{
  auto&& range = range_expression ;
  auto  b = beginExpr ;
  auto  e = endExpr ;
  for ( ; b != e; ++b) {
   range_declaration = *b;
   /*loop body*/
  }
}

So how can we take advantage of this evolution for FixedString? We can modify the FixedString to have an end() method that returns a sentinel null char (\0), instead of an end() method that returns an iterator.
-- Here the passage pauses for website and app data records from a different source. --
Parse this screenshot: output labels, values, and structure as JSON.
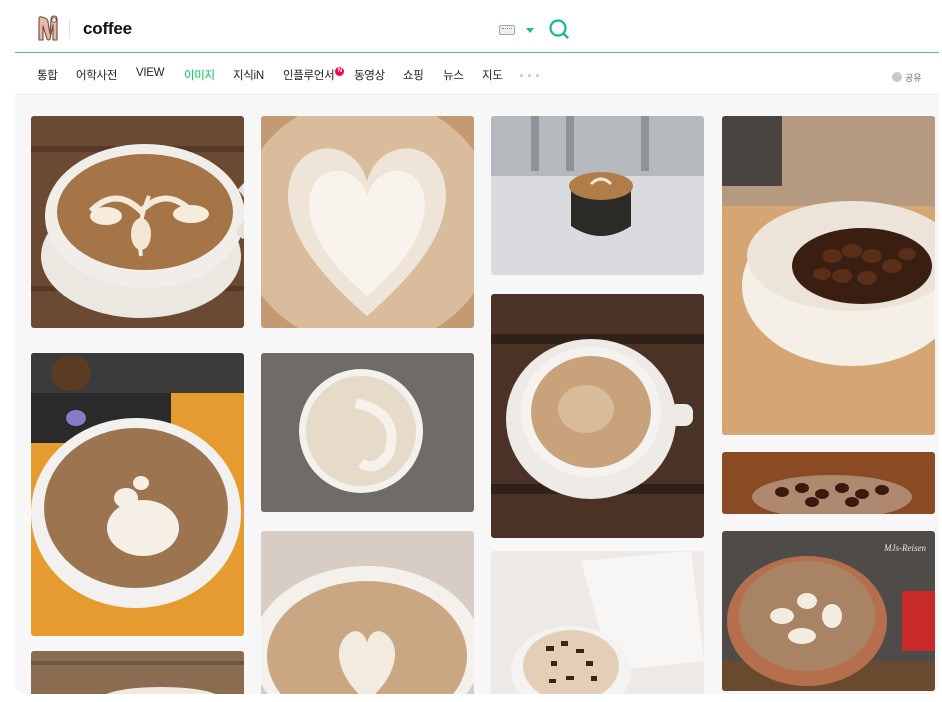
{
  "header": {
    "query": "coffee",
    "logo_letter": "N",
    "logo_icon": "naver-n-icon",
    "keyboard_icon": "keyboard-icon",
    "dropdown_icon": "caret-down-icon",
    "search_icon": "search-icon"
  },
  "tabs": [
    {
      "label": "통합"
    },
    {
      "label": "어학사전"
    },
    {
      "label": "VIEW"
    },
    {
      "label": "이미지",
      "active": true
    },
    {
      "label": "지식iN"
    },
    {
      "label": "인플루언서",
      "badge": "N"
    },
    {
      "label": "동영상"
    },
    {
      "label": "쇼핑"
    },
    {
      "label": "뉴스"
    },
    {
      "label": "지도"
    }
  ],
  "more_icon": "more-dots-icon",
  "share": {
    "label": "공유",
    "icon": "share-icon"
  },
  "results": [
    {
      "subject": "latte-art-cup-wood-table"
    },
    {
      "subject": "heart-latte-art-closeup"
    },
    {
      "subject": "latte-black-cup-cafe"
    },
    {
      "subject": "coffee-beans-white-bowl"
    },
    {
      "subject": "latte-cup-orange-table"
    },
    {
      "subject": "cappuccino-gray-felt"
    },
    {
      "subject": "cappuccino-saucer-wood"
    },
    {
      "subject": "coffee-beans-glass-jar"
    },
    {
      "subject": "latte-white-cup-heart"
    },
    {
      "subject": "mocha-chocolate-sprinkles"
    },
    {
      "subject": "latte-art-red-cup",
      "watermark": "MJs-Reisen"
    },
    {
      "subject": "coffee-cup-wooden-edge"
    }
  ],
  "colors": {
    "accent": "#03c75a",
    "header_line": "#4ec48b",
    "search_teal": "#19b7a0"
  }
}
The FixedString::Iterator can be made comparable to a sentinel char value instead of its own type:

template<size_t S>
class FixedString {
public:
   .......
 template<typename T>
 struct Iterator {
  T* p;
  T& operator*() { return *p; }
  // compare with the sentinel byte
  bool operator != (char rhs) {
      return *p != rhs;
  }
  void operator ++() { ++p; }
 };
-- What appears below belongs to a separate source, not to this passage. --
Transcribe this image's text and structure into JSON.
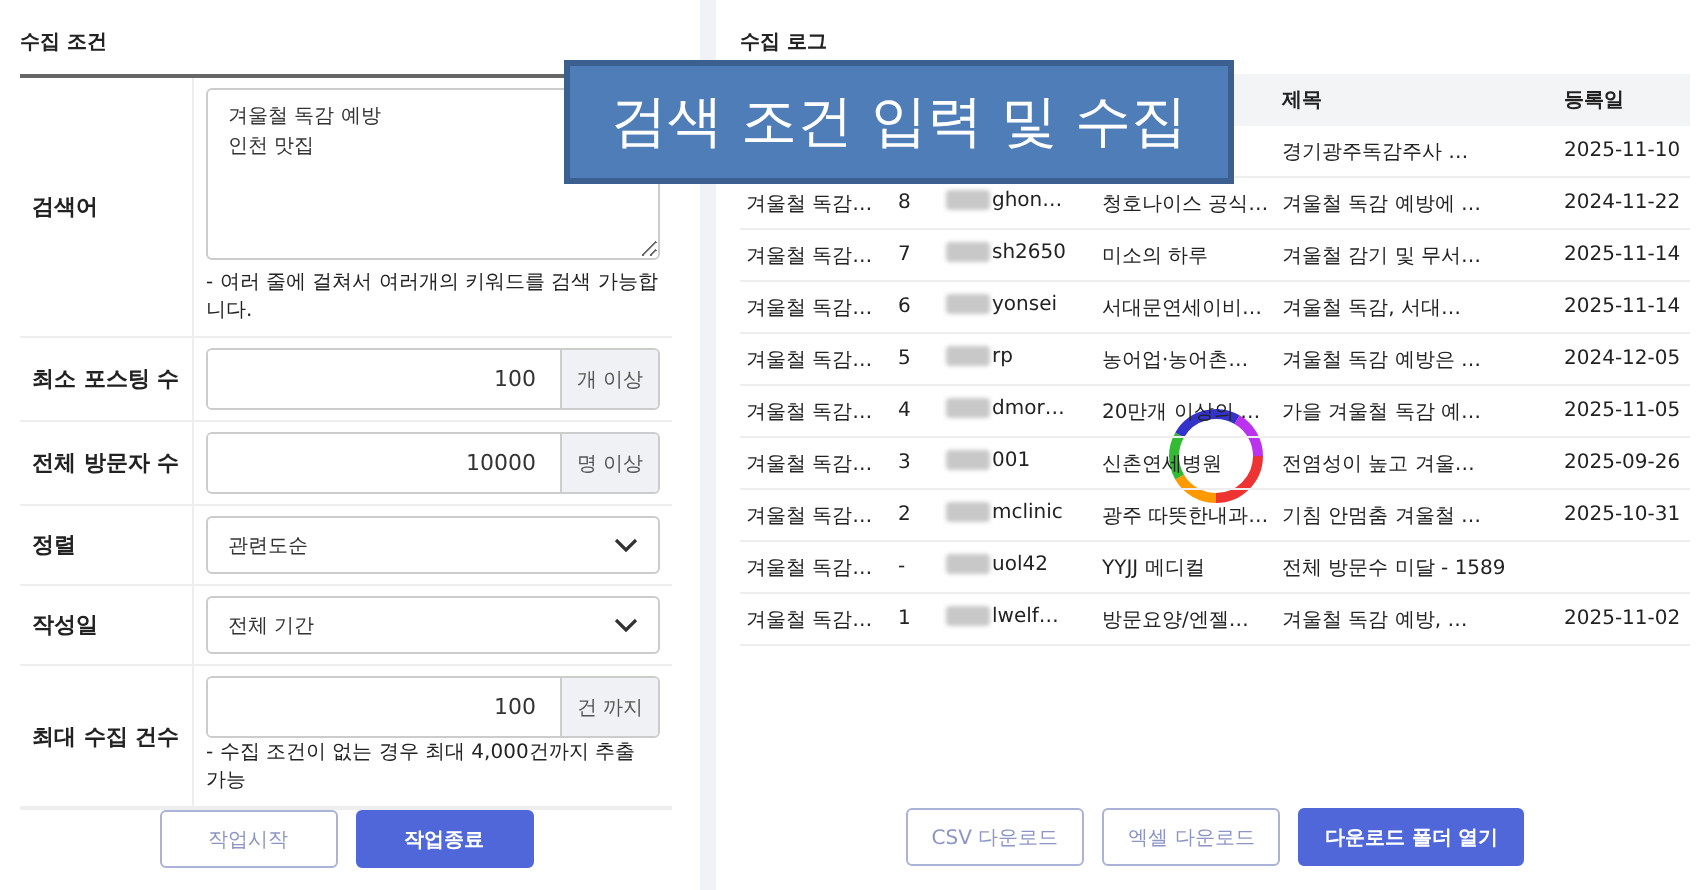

 auto begin() const { return Iterator<const char>{str_}; }
 /*  end method. 
     Returns sentinel byte. */
 auto end() const { return '\0'; }
 ....
};    

Please check out "An Iterable’s End May Have a Different Type Than Its Begin" for more details on this C++17 change.

The C++20 Version

The range-for loop since C++20 has the following format:

for (init-statement(optional) range_declaration : range_expression)  { 
   /* loop body */
}

To understand the motivation behind adding init-statement, let's consider a range_expression that returns a temporary:

std::string foo() {
 return "This is a test string";
}

for(auto& c : foo())  // OK with temporary 
    std::cout << c << "\n";

That loop works fine because the lifetime of the temporary is extended until the end of the loop. However, if the range_expression is changed to have a temporary within it, the results are undefined:

class A {
public:
 A(const char* s):str(s){}
 std::string& foo() { return str; } 
private:
 std::string str; 
};

for(auto& c : A("Hello World").foo())  //!! Undefined behavior
    std::cout << c << "\n";

A few more examples of a temporary within a range_expression that can be very tough to spot:

std::vector<std::vector<int>> foo();
for(auto i : foo().front()) //The parent vector will be destroyed!! 
  std::cout << i;        

std::shared_ptr<std::string> foo(); 
for(auto c : *foo()) //The shared_ptr will be destroyed!! 
  std::cout << c;        

All the above cases can be resolved by introducing a variable before the loop to remove the intermediate temporary, e.g.:

A a("Hello World"); 
for(auto& c : a.foo())
    std::cout << c << "\n";

Or, we can use the C++20's init-statement as an alternative to create a variable in the loop-scope:

for(A a("Hello World"); auto& c : a.foo())
    std::cout << c << "\n";

Clearly, the C++20 init-statement offers an elegant way to initialize a local scope variable for a range_expression.

Further Reading

Range-based for loop: cppreference

Universal References in C++11: Scott Meyers

Argument-dependent lookup: cppreference

How the new range-based for loop in C++17 helps Ranges TS?: stackoverflow

Range-based for statements with initializer: open-std

Why use non-member begin and end functions in C++11? - stackoverflow

2015 nextptr